1. What exactly is the Sexual Reproduction in Flowering Plants?

Male and female sex organs can also be found in plants. Therefore, sexual reproduction in flowering plants is basically the process to produce new plants through the fusion of male and female gametes. In the process of sexual reproduction, a new seed is generated when the male gamete unites with the female gamete.

2. What is asexual reproduction in Flowering Plants?

In asexual reproduction process, new plants are born without production of seeds. It is a process in which new plants are produced from roots, stems, buds, and leaves. Since reproduction is through the vegetative parts of the plant, it is known as vegetative propagation.

3. What is Pollination in Sexual Reproduction of Flowering Plants?

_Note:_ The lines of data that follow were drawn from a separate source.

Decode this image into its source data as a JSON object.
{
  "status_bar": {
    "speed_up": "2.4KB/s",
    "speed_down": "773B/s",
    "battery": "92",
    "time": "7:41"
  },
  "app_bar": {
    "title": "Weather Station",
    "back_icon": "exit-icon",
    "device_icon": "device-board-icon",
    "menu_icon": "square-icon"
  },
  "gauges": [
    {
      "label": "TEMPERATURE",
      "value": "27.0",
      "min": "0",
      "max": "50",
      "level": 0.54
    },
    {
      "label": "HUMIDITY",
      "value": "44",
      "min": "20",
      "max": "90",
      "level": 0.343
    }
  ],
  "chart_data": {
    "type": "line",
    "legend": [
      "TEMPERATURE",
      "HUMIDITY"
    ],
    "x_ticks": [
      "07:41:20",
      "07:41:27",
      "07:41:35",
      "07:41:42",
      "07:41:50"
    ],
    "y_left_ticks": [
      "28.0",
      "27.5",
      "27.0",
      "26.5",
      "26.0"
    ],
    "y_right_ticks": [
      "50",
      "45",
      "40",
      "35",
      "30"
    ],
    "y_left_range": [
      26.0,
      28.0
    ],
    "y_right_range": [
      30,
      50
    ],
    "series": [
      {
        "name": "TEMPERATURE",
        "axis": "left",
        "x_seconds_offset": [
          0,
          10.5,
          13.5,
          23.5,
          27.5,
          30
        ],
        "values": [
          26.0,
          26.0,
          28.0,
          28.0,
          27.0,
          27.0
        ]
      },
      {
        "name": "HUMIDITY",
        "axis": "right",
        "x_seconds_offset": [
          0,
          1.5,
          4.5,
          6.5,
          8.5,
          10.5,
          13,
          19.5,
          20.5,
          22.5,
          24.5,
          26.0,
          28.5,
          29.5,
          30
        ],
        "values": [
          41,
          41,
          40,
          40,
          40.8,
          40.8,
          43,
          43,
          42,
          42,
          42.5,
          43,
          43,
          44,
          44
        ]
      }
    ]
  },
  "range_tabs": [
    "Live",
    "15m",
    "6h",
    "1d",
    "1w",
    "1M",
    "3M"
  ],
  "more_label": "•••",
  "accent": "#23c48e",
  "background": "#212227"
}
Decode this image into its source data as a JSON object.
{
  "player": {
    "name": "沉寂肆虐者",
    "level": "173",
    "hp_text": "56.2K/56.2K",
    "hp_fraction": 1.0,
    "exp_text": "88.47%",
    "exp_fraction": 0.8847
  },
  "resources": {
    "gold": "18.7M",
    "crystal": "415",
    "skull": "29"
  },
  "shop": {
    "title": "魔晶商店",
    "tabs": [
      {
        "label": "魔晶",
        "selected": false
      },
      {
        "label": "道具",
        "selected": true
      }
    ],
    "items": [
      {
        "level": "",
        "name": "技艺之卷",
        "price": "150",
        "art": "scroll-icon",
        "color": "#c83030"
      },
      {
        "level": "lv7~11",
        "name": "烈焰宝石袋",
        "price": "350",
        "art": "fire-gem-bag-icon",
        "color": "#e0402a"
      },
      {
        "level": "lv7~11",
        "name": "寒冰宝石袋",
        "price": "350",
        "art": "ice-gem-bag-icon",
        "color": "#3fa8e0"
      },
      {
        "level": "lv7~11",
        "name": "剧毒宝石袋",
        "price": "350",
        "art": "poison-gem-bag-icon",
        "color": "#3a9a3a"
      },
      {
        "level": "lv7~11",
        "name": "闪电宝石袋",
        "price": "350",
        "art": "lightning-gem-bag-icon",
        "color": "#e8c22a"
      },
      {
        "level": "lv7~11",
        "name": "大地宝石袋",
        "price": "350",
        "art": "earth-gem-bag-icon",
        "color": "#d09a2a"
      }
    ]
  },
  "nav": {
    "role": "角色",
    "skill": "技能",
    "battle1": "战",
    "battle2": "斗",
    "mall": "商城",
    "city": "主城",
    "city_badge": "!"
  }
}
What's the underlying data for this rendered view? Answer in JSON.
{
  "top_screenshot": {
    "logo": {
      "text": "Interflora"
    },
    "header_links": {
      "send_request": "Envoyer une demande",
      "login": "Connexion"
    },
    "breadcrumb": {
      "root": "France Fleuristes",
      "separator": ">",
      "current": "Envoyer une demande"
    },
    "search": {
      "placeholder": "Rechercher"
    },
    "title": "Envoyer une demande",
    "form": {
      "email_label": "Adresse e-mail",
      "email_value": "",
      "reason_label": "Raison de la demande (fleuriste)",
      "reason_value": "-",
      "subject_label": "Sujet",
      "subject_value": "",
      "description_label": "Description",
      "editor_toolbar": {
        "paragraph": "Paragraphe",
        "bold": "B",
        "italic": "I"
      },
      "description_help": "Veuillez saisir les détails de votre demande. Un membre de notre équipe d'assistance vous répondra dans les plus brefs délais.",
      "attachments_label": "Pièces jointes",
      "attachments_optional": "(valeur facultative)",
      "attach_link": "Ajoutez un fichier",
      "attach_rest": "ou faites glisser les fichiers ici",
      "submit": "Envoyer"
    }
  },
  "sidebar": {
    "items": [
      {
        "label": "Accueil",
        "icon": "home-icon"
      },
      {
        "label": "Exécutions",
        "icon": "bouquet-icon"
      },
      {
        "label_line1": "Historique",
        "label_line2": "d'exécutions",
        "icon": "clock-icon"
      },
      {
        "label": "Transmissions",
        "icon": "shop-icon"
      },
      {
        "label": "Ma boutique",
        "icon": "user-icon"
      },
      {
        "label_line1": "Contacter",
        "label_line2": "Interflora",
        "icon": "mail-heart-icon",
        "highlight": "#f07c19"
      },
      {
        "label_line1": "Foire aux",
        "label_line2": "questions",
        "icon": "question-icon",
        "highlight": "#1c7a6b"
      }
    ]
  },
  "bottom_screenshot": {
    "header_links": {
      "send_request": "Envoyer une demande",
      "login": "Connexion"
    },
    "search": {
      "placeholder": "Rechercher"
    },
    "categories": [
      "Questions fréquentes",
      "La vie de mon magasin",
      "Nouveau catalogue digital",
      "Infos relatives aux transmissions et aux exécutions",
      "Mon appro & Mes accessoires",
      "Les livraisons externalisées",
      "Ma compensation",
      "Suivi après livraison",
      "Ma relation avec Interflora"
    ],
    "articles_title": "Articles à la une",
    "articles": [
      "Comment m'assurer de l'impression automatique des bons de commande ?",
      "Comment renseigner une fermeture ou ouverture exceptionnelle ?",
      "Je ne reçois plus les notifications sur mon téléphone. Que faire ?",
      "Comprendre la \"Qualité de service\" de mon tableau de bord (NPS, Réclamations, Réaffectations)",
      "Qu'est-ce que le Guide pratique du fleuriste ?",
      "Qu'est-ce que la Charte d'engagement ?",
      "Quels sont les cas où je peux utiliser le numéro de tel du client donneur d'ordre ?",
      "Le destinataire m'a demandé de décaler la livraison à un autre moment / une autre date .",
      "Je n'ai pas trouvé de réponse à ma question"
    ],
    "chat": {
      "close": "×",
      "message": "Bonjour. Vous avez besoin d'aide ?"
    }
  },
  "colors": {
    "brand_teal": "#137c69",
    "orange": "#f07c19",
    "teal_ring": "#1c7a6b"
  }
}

Pollination is the mechanism that helps in the process of sexual reproduction in flowering plants. In other words, Pollination is the transfer of pollen grains towards the stigma of the pistil, which results in the fertilization of the flower and formation of the new seed.

4. What are the 3 types of Asexual Reproduction in plants?

The 3 types of Asexual reproduction includes- fragmentation, budding, and vegetative propagation.